§ **Try it**:
Records follow. Select each line holding "name".

BEGIN Records for this task

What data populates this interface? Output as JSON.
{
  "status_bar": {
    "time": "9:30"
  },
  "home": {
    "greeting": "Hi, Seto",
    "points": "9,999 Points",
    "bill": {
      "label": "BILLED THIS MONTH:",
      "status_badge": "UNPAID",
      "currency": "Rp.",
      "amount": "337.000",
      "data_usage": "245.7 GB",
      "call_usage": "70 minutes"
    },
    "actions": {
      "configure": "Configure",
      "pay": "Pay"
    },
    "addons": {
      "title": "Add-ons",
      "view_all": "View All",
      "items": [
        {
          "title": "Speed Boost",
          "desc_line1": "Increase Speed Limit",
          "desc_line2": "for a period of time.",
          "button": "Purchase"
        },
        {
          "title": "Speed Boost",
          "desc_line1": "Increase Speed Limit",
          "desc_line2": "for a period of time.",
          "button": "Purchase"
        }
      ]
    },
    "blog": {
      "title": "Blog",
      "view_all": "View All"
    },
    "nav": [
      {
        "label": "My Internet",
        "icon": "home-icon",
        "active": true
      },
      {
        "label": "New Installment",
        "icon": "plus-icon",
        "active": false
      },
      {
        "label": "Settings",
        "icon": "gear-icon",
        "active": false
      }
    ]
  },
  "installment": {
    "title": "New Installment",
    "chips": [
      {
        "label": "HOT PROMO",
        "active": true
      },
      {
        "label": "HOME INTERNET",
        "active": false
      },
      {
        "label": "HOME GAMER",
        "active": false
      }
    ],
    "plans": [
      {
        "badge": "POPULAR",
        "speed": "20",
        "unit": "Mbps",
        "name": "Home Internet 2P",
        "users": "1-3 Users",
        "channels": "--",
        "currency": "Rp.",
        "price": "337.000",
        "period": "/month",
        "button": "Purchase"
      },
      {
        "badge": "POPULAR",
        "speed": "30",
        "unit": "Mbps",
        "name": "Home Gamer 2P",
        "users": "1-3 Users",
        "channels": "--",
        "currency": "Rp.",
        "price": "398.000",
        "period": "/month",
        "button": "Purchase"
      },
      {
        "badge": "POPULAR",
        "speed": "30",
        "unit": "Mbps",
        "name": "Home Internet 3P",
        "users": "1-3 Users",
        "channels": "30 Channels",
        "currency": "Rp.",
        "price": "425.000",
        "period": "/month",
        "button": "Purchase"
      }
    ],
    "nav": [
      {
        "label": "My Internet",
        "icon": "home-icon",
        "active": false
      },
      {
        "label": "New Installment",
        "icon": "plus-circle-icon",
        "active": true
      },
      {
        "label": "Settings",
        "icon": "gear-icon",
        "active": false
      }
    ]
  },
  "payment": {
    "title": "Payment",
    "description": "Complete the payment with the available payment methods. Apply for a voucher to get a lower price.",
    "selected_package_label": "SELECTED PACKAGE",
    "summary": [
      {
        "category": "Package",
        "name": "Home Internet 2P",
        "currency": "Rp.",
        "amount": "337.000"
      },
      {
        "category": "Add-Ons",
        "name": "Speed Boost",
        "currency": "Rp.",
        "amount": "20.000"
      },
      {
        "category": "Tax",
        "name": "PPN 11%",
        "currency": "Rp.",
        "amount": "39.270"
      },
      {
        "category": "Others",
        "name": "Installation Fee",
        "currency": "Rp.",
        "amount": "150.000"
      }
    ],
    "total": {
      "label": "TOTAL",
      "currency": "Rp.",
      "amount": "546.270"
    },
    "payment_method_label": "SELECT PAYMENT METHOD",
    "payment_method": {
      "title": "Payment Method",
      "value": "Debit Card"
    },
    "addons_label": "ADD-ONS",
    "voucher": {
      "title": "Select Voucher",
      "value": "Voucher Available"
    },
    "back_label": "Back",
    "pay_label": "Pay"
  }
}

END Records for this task

§ **Expected answer**:
        "name": "Home Internet 2P",
        "name": "Home Gamer 2P",
        "name": "Home Internet 3P",
        "name": "Home Internet 2P",
        "name": "Speed Boost",
        "name": "PPN 11%",
        "name": "Installation Fee",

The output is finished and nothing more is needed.